Go through the records and copy each line where the word "screenshot" occurs.
RECORDS FOR THIS TASK Start Marker
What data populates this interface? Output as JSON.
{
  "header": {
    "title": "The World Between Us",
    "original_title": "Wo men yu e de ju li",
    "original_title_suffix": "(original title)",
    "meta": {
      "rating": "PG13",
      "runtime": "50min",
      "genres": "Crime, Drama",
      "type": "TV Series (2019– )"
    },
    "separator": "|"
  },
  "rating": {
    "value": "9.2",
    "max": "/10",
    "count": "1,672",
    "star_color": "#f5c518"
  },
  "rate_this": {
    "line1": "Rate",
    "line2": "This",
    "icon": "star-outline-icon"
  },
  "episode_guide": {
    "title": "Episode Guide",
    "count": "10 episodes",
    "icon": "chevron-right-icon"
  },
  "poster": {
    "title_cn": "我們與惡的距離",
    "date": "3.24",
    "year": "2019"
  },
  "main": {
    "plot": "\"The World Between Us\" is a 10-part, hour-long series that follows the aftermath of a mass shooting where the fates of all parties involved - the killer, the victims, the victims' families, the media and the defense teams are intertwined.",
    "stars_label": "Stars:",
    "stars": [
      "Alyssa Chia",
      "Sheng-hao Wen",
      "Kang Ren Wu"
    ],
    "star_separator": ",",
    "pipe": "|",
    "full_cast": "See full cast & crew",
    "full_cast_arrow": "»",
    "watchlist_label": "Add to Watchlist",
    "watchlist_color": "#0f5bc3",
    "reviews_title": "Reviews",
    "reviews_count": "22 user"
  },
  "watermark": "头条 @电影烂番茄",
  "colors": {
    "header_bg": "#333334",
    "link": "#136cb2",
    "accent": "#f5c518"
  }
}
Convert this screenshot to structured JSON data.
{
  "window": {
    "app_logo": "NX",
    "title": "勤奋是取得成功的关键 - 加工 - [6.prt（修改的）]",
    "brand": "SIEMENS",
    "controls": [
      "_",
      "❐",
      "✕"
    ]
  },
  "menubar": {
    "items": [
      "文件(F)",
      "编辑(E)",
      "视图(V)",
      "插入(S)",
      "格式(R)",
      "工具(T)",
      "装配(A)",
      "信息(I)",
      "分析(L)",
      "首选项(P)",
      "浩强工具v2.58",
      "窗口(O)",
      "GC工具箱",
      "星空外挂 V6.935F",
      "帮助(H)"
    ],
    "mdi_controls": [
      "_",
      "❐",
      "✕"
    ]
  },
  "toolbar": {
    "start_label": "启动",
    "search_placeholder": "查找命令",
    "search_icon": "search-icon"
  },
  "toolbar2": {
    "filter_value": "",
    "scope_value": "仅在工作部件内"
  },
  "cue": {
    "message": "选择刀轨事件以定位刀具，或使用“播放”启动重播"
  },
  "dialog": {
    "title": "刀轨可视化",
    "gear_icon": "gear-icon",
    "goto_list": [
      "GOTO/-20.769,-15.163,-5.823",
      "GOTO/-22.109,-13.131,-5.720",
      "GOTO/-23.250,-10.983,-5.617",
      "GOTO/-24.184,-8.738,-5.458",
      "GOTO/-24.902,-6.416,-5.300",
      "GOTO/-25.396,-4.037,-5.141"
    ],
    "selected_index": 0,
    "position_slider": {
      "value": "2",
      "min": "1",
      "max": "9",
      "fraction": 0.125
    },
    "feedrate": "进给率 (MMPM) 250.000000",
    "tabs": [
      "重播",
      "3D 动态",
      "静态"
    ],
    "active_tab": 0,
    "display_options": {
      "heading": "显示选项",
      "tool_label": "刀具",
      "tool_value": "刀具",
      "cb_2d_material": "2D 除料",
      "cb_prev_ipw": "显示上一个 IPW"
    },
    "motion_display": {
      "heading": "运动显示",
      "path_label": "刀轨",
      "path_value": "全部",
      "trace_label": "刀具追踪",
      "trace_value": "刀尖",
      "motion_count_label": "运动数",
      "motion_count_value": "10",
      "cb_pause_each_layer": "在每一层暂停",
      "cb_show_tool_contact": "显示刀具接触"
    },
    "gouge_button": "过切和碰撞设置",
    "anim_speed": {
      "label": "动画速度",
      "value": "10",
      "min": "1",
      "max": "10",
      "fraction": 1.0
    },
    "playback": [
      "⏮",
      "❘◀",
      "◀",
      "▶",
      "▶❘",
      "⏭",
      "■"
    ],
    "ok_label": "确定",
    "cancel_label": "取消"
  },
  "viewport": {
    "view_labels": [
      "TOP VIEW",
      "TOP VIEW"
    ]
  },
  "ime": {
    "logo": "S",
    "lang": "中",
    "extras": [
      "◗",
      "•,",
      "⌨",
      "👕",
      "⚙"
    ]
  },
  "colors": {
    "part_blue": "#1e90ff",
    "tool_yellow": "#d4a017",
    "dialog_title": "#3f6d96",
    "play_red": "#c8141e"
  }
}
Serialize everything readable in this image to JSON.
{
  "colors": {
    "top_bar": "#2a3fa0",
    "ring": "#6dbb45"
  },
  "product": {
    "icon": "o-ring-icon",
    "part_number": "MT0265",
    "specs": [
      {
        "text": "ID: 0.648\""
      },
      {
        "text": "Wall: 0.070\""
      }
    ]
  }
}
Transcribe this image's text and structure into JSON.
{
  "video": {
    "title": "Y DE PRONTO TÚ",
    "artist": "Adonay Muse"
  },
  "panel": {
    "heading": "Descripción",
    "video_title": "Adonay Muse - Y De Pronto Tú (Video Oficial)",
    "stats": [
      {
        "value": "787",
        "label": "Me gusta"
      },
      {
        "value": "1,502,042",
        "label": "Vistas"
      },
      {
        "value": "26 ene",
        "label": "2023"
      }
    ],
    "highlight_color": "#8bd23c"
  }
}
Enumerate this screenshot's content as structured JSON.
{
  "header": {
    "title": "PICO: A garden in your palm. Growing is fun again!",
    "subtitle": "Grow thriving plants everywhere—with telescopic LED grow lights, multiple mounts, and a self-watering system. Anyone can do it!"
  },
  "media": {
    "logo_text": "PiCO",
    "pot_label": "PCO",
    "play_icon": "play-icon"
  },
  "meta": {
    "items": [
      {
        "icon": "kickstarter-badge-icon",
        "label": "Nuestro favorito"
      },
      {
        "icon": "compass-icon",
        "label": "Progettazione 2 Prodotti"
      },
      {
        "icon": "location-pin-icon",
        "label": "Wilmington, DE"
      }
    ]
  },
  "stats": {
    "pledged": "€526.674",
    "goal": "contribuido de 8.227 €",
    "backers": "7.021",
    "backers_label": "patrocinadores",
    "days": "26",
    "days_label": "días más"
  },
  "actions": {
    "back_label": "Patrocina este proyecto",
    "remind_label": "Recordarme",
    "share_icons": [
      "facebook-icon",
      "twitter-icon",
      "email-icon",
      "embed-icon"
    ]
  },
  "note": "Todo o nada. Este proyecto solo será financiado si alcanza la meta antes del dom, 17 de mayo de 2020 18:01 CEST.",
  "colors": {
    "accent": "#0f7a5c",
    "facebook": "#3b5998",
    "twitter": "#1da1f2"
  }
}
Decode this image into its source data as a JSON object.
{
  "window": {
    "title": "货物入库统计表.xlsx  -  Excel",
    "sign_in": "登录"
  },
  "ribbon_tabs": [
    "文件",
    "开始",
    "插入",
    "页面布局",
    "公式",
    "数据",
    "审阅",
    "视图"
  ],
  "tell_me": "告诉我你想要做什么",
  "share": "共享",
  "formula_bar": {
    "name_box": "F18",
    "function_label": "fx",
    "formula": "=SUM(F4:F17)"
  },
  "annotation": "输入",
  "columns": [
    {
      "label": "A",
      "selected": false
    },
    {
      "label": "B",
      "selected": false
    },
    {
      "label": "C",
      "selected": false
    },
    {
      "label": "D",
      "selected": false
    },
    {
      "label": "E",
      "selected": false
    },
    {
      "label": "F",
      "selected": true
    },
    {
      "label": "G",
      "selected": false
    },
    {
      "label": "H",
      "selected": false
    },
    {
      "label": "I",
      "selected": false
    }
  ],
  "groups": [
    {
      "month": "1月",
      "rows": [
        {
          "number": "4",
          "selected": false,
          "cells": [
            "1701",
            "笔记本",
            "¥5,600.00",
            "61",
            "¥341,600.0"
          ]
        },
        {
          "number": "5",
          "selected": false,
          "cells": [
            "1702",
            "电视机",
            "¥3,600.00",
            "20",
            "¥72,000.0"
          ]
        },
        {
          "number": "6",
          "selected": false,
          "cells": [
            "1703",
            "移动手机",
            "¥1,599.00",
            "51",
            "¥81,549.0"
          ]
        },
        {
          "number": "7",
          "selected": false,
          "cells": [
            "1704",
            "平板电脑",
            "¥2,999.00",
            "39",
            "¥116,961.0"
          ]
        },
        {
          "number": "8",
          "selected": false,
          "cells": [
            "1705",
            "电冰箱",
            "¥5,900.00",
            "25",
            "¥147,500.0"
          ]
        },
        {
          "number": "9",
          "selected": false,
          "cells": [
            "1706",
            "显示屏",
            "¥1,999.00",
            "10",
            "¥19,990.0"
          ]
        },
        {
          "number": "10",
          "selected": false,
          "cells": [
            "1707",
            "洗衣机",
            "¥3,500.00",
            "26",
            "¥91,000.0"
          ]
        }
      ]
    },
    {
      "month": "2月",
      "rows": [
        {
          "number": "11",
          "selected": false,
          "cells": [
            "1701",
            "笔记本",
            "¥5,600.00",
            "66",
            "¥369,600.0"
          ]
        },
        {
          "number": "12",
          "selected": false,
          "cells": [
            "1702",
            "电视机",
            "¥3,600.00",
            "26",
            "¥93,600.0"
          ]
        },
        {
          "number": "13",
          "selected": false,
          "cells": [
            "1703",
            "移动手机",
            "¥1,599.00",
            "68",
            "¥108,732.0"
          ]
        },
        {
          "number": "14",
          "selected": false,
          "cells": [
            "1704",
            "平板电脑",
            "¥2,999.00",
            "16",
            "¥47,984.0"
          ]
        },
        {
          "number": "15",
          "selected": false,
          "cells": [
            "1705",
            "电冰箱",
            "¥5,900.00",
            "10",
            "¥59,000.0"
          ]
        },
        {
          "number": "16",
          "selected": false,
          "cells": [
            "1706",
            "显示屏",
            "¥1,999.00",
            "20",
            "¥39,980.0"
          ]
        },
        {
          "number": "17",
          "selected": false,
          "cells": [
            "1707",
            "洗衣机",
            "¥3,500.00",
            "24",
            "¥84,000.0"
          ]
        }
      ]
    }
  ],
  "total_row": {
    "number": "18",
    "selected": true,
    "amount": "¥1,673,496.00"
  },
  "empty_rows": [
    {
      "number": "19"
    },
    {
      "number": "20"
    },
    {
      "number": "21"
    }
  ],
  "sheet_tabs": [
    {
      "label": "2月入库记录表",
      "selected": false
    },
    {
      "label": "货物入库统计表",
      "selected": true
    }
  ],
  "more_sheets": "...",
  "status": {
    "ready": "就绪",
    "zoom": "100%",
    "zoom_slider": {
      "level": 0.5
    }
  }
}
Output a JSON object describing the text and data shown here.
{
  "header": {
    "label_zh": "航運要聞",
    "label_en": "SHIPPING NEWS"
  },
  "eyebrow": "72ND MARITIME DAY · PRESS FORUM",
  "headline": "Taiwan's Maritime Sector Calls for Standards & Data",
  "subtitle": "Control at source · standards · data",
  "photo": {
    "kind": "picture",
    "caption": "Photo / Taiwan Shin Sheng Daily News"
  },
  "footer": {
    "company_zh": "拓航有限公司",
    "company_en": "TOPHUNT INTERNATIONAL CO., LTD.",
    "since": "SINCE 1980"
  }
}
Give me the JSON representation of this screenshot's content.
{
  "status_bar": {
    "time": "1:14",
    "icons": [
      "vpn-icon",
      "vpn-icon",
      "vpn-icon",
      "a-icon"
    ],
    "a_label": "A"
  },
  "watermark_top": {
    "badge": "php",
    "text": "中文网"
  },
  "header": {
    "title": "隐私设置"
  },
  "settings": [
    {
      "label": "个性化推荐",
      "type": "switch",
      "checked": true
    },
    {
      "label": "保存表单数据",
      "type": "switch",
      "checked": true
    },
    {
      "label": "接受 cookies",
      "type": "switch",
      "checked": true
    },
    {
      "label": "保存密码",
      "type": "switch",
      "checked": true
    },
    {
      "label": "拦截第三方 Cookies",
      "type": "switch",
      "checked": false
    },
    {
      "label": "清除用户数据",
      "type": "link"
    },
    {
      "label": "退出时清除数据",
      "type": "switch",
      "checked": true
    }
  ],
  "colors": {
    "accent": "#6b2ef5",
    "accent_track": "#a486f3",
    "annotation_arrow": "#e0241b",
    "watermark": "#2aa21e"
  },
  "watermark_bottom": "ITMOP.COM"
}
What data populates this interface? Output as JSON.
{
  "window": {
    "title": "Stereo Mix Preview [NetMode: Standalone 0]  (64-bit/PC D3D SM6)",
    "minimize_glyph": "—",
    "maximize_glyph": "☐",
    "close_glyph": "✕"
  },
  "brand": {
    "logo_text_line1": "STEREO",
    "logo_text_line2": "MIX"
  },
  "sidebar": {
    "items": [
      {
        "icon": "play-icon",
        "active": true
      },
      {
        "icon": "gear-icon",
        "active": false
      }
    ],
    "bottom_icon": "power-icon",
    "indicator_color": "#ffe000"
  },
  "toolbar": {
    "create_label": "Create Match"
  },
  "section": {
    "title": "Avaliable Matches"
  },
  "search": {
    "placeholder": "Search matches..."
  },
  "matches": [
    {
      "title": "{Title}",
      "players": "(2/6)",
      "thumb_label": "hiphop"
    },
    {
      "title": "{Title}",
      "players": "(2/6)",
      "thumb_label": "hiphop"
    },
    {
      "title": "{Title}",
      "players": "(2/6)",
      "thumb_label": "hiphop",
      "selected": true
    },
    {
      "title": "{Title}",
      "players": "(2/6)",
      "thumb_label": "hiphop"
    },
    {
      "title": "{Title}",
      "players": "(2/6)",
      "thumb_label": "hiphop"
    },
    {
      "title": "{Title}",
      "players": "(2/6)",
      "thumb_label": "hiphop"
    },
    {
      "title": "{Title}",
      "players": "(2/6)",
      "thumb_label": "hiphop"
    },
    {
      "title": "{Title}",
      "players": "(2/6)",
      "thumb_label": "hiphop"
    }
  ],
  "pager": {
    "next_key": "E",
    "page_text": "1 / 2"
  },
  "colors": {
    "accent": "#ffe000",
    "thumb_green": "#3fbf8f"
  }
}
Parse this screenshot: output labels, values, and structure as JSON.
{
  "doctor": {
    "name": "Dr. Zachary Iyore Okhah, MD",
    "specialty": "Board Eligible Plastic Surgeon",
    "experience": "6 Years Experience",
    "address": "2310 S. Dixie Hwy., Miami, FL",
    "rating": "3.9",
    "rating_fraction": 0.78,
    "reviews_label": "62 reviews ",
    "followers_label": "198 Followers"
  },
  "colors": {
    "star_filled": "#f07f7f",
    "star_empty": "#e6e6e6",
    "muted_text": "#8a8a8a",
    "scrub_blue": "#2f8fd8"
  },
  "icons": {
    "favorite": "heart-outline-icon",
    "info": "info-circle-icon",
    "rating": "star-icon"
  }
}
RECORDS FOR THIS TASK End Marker
• [TASK OUTPUT]:
Convert this screenshot to structured JSON data.
Enumerate this screenshot's content as structured JSON.
Give me the JSON representation of this screenshot's content.
Parse this screenshot: output labels, values, and structure as JSON.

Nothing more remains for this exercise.